Thursday, February 7, 2013

Body Image in Youth

In mentoring as in other endeavors, we copy or adapt whatever we can.  Below is a section of a 2-6-13 email from Sarah Kremer at Friends for Youth's Mentoring Institute.  Addressing self-esteem in both young males and females is critical. 


For many adolescents, the changes they’re going through - physically, emotionally, intellectually, and socially - can be overwhelming and given the media-saturated environments we now all live in, they receive so many conflicting messages about who and what they should be. For girls, body image and self-image is a critical issue. In 2011, Dove® released the findings of its largest global study to date on women’s relationship with beauty, The Real Truth About Beauty: Revisited. The study revealed that only 4% of women around the world consider themselves beautiful and that anxiety about looks begins at an early age. In a study of over 1,200 girls between the ages of 10 to 17, a majority, 72%, said they felt tremendous pressure to be beautiful. The study also found that only 11% of girls around the world feel comfortable using the word beautiful to describe their looks, showing that there is a universal increase in beauty pressure and a decrease in girls' confidence as they grow older.


Mentoring relationships have the power to help a young woman as she may potentially be struggling with self-acceptance. These tips may be helpful for mentors whose mentees are beginning to talk about their bodies and social interactions. While it may seem more relevant for female mentees, it may be useful to review for all mentors, as male mentees are receiving the same messages and have expectations about the opposite gender.

Notice how your mentee talks about body image and self-acceptance. What does your mentee say about her own body? Does she make comments about other girls’ and women’s figures or clothing? Much of what is presented in the media about girls and women is unrealistic and unattainable: they must be tall, thin, model-beautiful, usually white or light-colored, and will put other females down to move ahead. The levels of subversiveness and sophistication of advertising and marketing has also increased, so these messages may not be as obvious as they may have been when you were her age. Ask your mentee to share what she is reading, watching, listening to and engaging with - you can learn a lot about the current level of media exposure and begin talking about these messages.  Listen actively for subtle responses to these messages - is she paying attention to this representation of girls and women? Is she paying attention or getting support for other ways of thinking about being a female?

Emphasize the positive about health in your conversations. When you talk about body image and portrayals of women and girls, make sure that you’re emphasizing being healthy, taking care of yourself, and feeling comfortable in your own skin. It may take some time (and many conversations!), but you can provide an alternative voice to what it means to be a healthy and happy woman in our culture. Part of emphasizing the positive is decreasing the negative:  don’t speak negatively about yourself or your image when you’re with your mentee and don’t talk about foods you shouldn’t be eating because you don’t want to put on weight. Instead, remember to talk about the beauty you see in your mentee and all of the non-physical positive attributes she has. Some questions you can ask:

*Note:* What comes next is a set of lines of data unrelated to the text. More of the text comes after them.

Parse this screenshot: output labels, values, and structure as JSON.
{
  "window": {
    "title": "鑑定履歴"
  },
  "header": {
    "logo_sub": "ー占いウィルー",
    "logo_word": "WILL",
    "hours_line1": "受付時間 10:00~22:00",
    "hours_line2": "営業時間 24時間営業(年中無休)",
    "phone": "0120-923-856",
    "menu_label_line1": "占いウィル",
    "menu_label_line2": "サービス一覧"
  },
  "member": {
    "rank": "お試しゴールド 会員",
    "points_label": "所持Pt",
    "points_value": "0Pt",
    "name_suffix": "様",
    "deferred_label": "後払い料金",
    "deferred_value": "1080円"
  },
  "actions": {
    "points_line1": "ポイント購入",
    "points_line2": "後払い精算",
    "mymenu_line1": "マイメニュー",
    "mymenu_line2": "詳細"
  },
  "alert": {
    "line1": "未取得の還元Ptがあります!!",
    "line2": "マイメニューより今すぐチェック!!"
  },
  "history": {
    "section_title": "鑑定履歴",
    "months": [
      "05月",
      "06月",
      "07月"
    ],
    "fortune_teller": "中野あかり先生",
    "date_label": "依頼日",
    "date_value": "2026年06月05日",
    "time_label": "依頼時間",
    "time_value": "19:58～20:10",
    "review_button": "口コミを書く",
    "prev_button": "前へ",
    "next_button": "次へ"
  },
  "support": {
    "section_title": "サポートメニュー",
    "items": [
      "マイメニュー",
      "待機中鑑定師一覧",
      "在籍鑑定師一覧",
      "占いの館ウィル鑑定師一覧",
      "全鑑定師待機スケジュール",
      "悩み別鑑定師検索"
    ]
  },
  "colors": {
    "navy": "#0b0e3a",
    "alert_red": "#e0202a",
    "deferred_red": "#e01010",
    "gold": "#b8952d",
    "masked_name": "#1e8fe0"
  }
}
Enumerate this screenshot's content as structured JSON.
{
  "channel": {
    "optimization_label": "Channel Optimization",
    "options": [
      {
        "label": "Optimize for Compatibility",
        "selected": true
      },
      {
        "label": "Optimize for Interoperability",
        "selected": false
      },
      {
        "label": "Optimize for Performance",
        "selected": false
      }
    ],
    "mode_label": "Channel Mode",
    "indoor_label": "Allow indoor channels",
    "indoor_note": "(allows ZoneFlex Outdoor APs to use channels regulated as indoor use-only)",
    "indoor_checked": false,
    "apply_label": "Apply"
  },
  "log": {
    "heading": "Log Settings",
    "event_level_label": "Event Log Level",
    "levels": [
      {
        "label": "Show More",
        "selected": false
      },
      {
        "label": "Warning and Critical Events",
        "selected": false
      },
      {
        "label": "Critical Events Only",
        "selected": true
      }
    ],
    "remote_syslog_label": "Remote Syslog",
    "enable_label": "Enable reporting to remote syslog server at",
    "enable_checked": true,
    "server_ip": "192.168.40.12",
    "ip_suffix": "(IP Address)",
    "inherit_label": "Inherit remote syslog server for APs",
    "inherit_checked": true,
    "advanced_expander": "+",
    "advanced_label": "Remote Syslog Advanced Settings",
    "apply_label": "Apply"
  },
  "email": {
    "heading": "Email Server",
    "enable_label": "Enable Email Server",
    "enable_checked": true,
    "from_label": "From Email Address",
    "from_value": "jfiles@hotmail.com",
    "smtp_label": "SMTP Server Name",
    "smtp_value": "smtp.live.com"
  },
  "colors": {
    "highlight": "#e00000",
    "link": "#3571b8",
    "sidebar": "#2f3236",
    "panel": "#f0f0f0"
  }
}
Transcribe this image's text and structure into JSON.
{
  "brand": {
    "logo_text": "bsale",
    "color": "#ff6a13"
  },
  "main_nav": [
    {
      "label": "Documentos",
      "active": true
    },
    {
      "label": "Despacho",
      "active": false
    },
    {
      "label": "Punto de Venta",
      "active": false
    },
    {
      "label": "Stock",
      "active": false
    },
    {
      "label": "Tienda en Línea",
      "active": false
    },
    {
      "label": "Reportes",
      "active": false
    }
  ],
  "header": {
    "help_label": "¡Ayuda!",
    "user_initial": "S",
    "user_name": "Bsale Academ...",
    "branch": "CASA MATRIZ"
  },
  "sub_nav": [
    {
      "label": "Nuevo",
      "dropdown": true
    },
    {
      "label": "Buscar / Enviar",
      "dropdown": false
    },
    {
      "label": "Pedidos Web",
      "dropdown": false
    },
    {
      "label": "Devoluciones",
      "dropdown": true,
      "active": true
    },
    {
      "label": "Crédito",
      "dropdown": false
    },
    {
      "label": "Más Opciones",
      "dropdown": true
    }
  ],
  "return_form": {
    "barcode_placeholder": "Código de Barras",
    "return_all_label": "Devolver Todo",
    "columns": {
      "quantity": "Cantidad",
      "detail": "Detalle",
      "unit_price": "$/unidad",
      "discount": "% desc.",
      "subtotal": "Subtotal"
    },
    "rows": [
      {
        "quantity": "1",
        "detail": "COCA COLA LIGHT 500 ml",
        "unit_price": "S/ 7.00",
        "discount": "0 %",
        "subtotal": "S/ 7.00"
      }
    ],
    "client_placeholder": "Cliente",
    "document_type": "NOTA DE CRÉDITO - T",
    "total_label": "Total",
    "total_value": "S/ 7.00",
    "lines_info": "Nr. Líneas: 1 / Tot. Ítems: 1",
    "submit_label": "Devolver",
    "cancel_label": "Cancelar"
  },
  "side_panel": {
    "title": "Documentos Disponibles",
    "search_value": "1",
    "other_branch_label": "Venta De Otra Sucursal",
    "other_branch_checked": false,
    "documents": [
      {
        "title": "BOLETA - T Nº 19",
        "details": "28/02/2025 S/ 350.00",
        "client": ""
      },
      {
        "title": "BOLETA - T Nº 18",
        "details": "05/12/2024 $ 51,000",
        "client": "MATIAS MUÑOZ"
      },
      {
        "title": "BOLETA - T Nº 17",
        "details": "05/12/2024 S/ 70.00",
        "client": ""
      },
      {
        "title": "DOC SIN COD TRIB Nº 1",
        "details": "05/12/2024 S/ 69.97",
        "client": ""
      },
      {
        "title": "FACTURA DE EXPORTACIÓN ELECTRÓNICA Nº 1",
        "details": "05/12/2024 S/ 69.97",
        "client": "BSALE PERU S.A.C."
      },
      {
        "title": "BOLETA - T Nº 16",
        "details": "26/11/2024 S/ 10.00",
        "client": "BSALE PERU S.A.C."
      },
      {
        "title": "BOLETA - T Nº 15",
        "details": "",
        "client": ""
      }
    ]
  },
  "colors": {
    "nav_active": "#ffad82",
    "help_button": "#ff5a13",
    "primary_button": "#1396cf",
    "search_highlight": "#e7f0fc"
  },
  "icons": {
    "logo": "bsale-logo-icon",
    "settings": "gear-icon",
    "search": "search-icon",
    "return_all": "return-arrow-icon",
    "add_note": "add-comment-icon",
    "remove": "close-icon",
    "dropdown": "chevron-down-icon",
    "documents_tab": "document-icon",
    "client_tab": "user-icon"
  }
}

  • What do you like about yourself?
  • What are your biggest strengths?
  • How do you want to feel about your own unique beauty?
  • What can I do to help you feel confident?

You can also identify women in both your lives whom you admire for qualities that are beautiful both inside and out. Talk about your choices and choose some new additions based on your talks. Don’t forget to share your experiences and what you have learned about being ok with yourself. It’s ok if you’re still working on it, too; this level of honesty can deepen trust and rapport with your mentee.


Seek out positive activities to address healthy body image. Move beyond conversations and engage in activities that will help your mentee know through experience that it’s healthy to be active, eat well, and take care of herself as well as be a positive person. A great resource is the Eat Well Stay Healthy Have Fun Guide for Mentors from the Harvard Mentoring Project. You can also try some of the gender-specific ideas from the Dove Campaign for Real Beauty, like a Self-Esteem Scavenger Hunt, Boost Book, Positive Playlist, or New Moves & Grooves. Together, check out the Love Your Body, Change Your World Action Kit from Girls for A Change. You can also view films or read books that attempt to deconstruct negative media messages. One suggestion is Miss Representation (2012); you can view the trailers for online or seek out or even sponsor a screening in your community. Your program may also have connections with others who provide workshops or consultation in this area; be sure to check with them for possible activity ideas.

Talk to your program coordinator if your mentee’s responses seem extreme. If your mentee’s views, values, or habits seem extreme or exceptionally unhealthy, talk with your program coordinator for more advice and resources. Too many girls and women in our culture experience eating disorders and body dysmorphia; if it seems like your mentee is headed in this direction, consulting with a professional may help and the earlier, the better. At this website is more information, especially about resources and online training.

No comments:

Post a Comment